== Segment start ==

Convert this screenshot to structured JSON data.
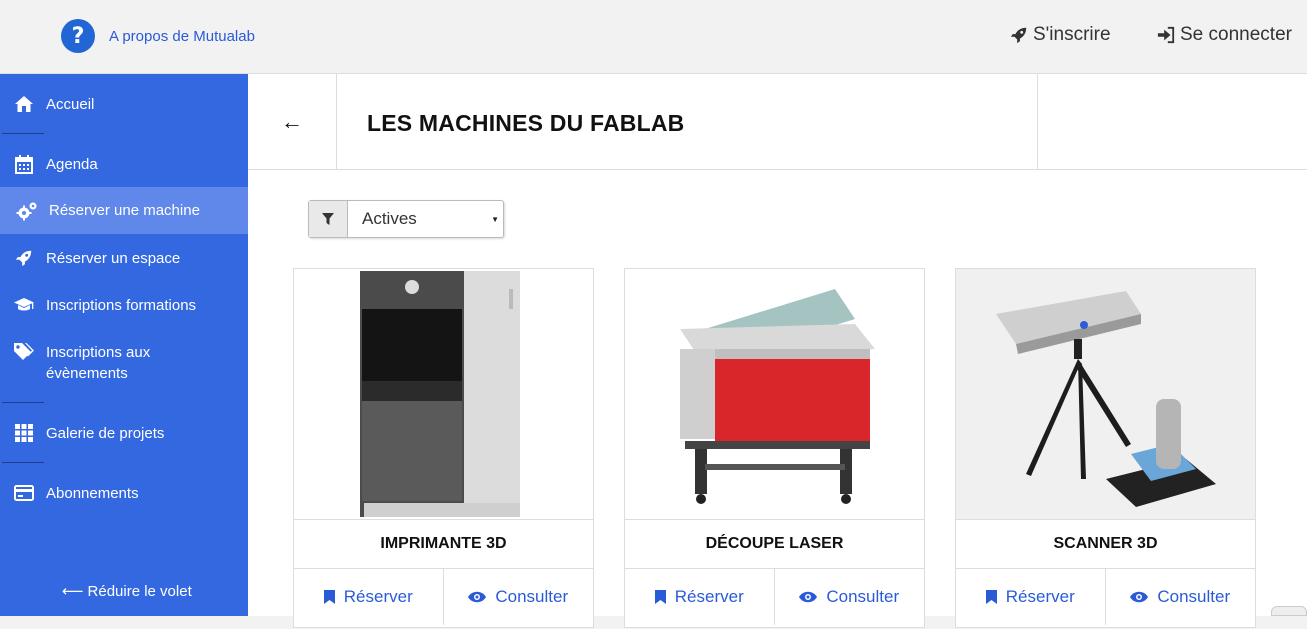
{
  "topbar": {
    "about_label": "A propos de Mutualab",
    "signup_label": "S'inscrire",
    "login_label": "Se connecter"
  },
  "sidebar": {
    "items": [
      {
        "label": "Accueil",
        "icon": "home-icon"
      },
      {
        "label": "Agenda",
        "icon": "calendar-icon"
      },
      {
        "label": "Réserver une machine",
        "icon": "gears-icon"
      },
      {
        "label": "Réserver un espace",
        "icon": "rocket-icon"
      },
      {
        "label": "Inscriptions formations",
        "icon": "graduation-cap-icon"
      },
      {
        "label": "Inscriptions aux évènements",
        "icon": "tags-icon"
      },
      {
        "label": "Galerie de projets",
        "icon": "grid-icon"
      },
      {
        "label": "Abonnements",
        "icon": "credit-card-icon"
      }
    ],
    "collapse_label": "Réduire le volet"
  },
  "header": {
    "title": "LES MACHINES DU FABLAB",
    "back_glyph": "←"
  },
  "filter": {
    "selected": "Actives"
  },
  "machines": [
    {
      "name": "IMPRIMANTE 3D",
      "reserve_label": "Réserver",
      "view_label": "Consulter"
    },
    {
      "name": "DÉCOUPE LASER",
      "reserve_label": "Réserver",
      "view_label": "Consulter"
    },
    {
      "name": "SCANNER 3D",
      "reserve_label": "Réserver",
      "view_label": "Consulter"
    }
  ],
  "colors": {
    "sidebar": "#3368e0",
    "sidebar_active": "#5f88ea",
    "link": "#2a5bd7"
  }
}
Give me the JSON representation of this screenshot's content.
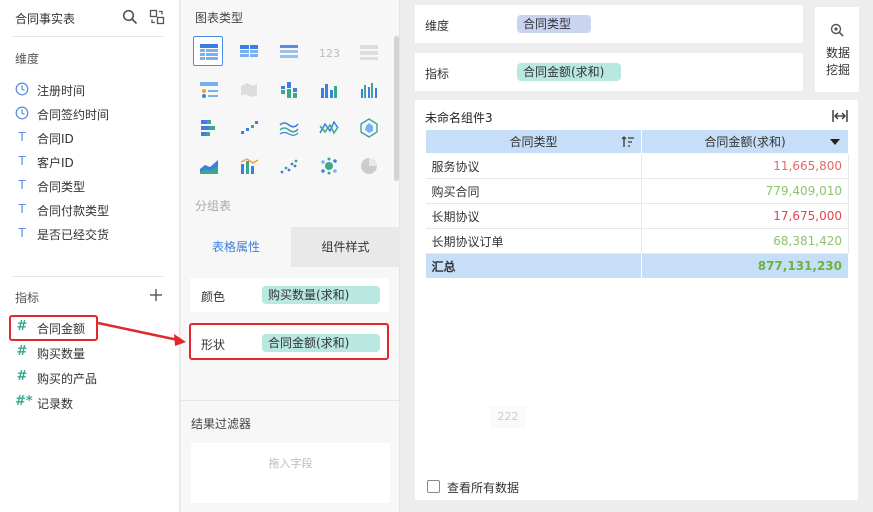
{
  "left_panel": {
    "table_title": "合同事实表",
    "dimension_title": "维度",
    "dimensions": [
      {
        "label": "注册时间",
        "icon": "clock-icon"
      },
      {
        "label": "合同签约时间",
        "icon": "clock-icon"
      },
      {
        "label": "合同ID",
        "icon": "text-type-icon"
      },
      {
        "label": "客户ID",
        "icon": "text-type-icon"
      },
      {
        "label": "合同类型",
        "icon": "text-type-icon"
      },
      {
        "label": "合同付款类型",
        "icon": "text-type-icon"
      },
      {
        "label": "是否已经交货",
        "icon": "text-type-icon"
      }
    ],
    "measure_title": "指标",
    "measures": [
      {
        "label": "合同金额",
        "icon": "number-type-icon",
        "glyph": "#"
      },
      {
        "label": "购买数量",
        "icon": "number-type-icon",
        "glyph": "#"
      },
      {
        "label": "购买的产品",
        "icon": "number-type-icon",
        "glyph": "#"
      },
      {
        "label": "记录数",
        "icon": "count-type-icon",
        "glyph": "#*"
      }
    ]
  },
  "middle_panel": {
    "chart_type_title": "图表类型",
    "group_table_label": "分组表",
    "tabs": [
      {
        "label": "表格属性",
        "active": true
      },
      {
        "label": "组件样式",
        "active": false
      }
    ],
    "props": {
      "color_label": "颜色",
      "color_field": "购买数量(求和)",
      "shape_label": "形状",
      "shape_field": "合同金额(求和)"
    },
    "filter_title": "结果过滤器",
    "drop_hint": "拖入字段"
  },
  "right_area": {
    "dimension_shelf_label": "维度",
    "dimension_shelf_field": "合同类型",
    "measure_shelf_label": "指标",
    "measure_shelf_field": "合同金额(求和)",
    "mining_label": "数据挖掘",
    "widget_title": "未命名组件3",
    "columns": [
      "合同类型",
      "合同金额(求和)"
    ],
    "rows": [
      {
        "type": "服务协议",
        "amount": "11,665,800",
        "color": "#e06a6a"
      },
      {
        "type": "购买合同",
        "amount": "779,409,010",
        "color": "#8cc36a"
      },
      {
        "type": "长期协议",
        "amount": "17,675,000",
        "color": "#e0474f"
      },
      {
        "type": "长期协议订单",
        "amount": "68,381,420",
        "color": "#8cc36a"
      }
    ],
    "total": {
      "label": "汇总",
      "amount": "877,131,230",
      "color": "#6cb33f"
    },
    "ghost_value": "222",
    "view_all_label": "查看所有数据"
  },
  "colors": {
    "accent": "#3d7fe0",
    "highlight": "#e0282e",
    "header_bg": "#c6def7",
    "measure_pill": "#b8e8e0",
    "dimension_pill": "#c8d4f0"
  }
}
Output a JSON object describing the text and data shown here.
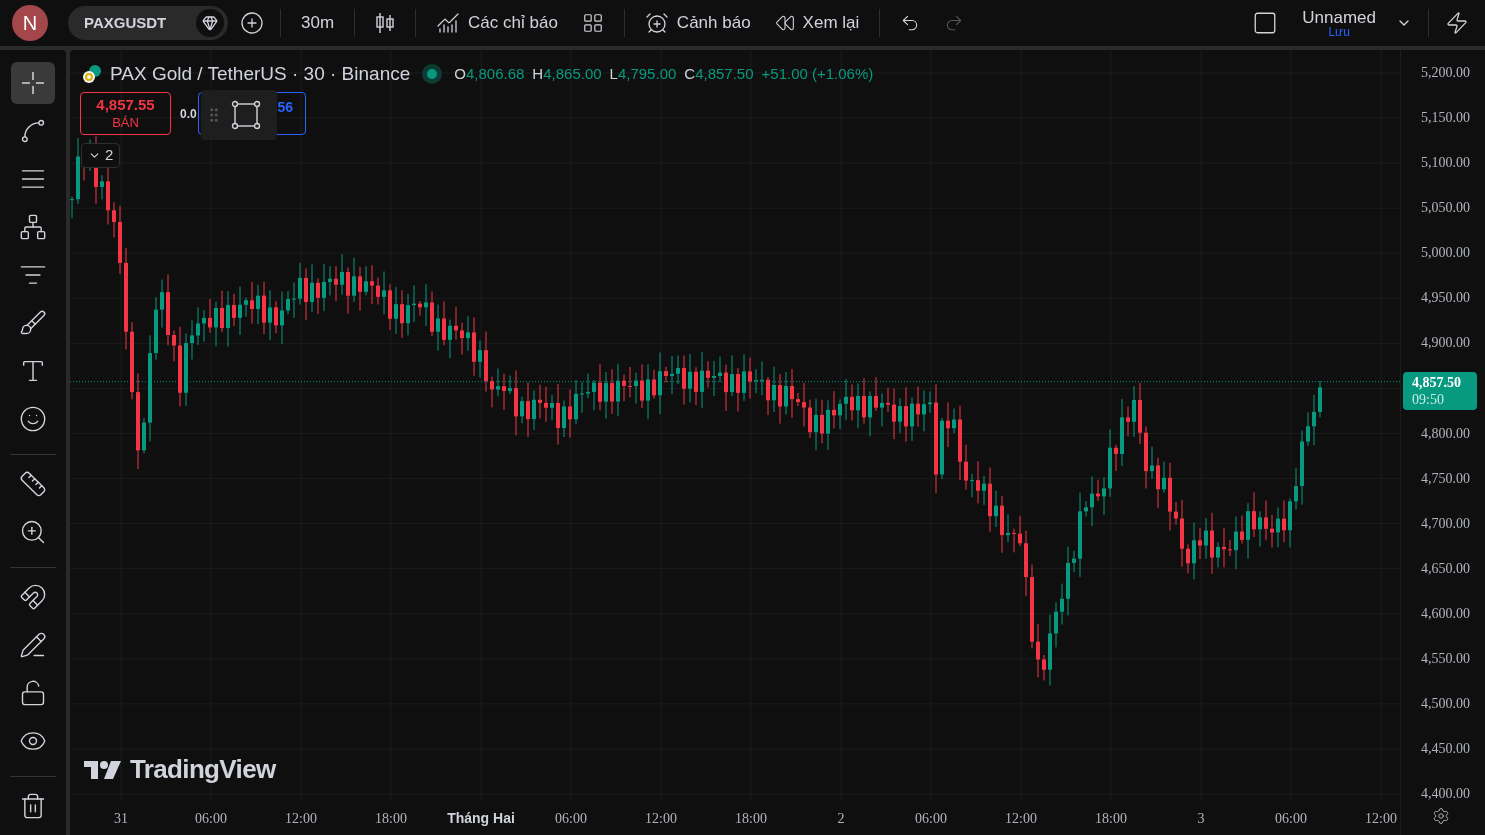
{
  "top_bar": {
    "avatar": "N",
    "symbol": "PAXGUSDT",
    "interval": "30m",
    "indicators": "Các chỉ báo",
    "alerts": "Cảnh báo",
    "replay": "Xem lại",
    "layout_name": "Unnamed",
    "save": "Lưu"
  },
  "tool_groups": [
    [
      {
        "selected": true
      },
      {
        "selected": false
      },
      {
        "selected": false
      },
      {
        "selected": false
      },
      {
        "selected": false
      },
      {
        "selected": false
      },
      {
        "selected": false
      },
      {
        "selected": false
      }
    ],
    [
      {
        "selected": false
      },
      {
        "selected": false
      }
    ],
    [
      {
        "selected": false
      },
      {
        "selected": false
      },
      {
        "selected": false
      },
      {
        "selected": false
      }
    ],
    [
      {
        "selected": false
      }
    ]
  ],
  "legend": {
    "title": "PAX Gold / TetherUS · 30 · Binance",
    "ohlc": [
      {
        "label": "O",
        "value": "4,806.68"
      },
      {
        "label": "H",
        "value": "4,865.00"
      },
      {
        "label": "L",
        "value": "4,795.00"
      },
      {
        "label": "C",
        "value": "4,857.50"
      }
    ],
    "change": "+51.00 (+1.06%)"
  },
  "trade": {
    "sell_price": "4,857.55",
    "sell_label": "BÁN",
    "spread": "0.0",
    "buy_price": "56"
  },
  "indicators_toggle": "2",
  "watermark_logo": "TradingView",
  "price_axis": {
    "above_current": [
      "5,200.00",
      "5,150.00",
      "5,100.00",
      "5,050.00",
      "5,000.00",
      "4,950.00",
      "4,900.00"
    ],
    "below_current": [
      "4,800.00",
      "4,750.00",
      "4,700.00",
      "4,650.00",
      "4,600.00",
      "4,550.00",
      "4,500.00",
      "4,450.00",
      "4,400.00"
    ]
  },
  "current_price": {
    "price": "4,857.50",
    "countdown": "09:50"
  },
  "time_axis": [
    {
      "text": "31",
      "kind": "day"
    },
    {
      "text": "06:00",
      "kind": "time"
    },
    {
      "text": "12:00",
      "kind": "time"
    },
    {
      "text": "18:00",
      "kind": "time"
    },
    {
      "text": "Tháng Hai",
      "kind": "month"
    },
    {
      "text": "06:00",
      "kind": "time"
    },
    {
      "text": "12:00",
      "kind": "time"
    },
    {
      "text": "18:00",
      "kind": "time"
    },
    {
      "text": "2",
      "kind": "day"
    },
    {
      "text": "06:00",
      "kind": "time"
    },
    {
      "text": "12:00",
      "kind": "time"
    },
    {
      "text": "18:00",
      "kind": "time"
    },
    {
      "text": "3",
      "kind": "day"
    },
    {
      "text": "06:00",
      "kind": "time"
    },
    {
      "text": "12:00",
      "kind": "time"
    }
  ]
}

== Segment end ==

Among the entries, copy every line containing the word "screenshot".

▶ **ANSWER SPACE**:
Convert this screenshot to structured JSON data.
Give me the JSON representation of this screenshot's content.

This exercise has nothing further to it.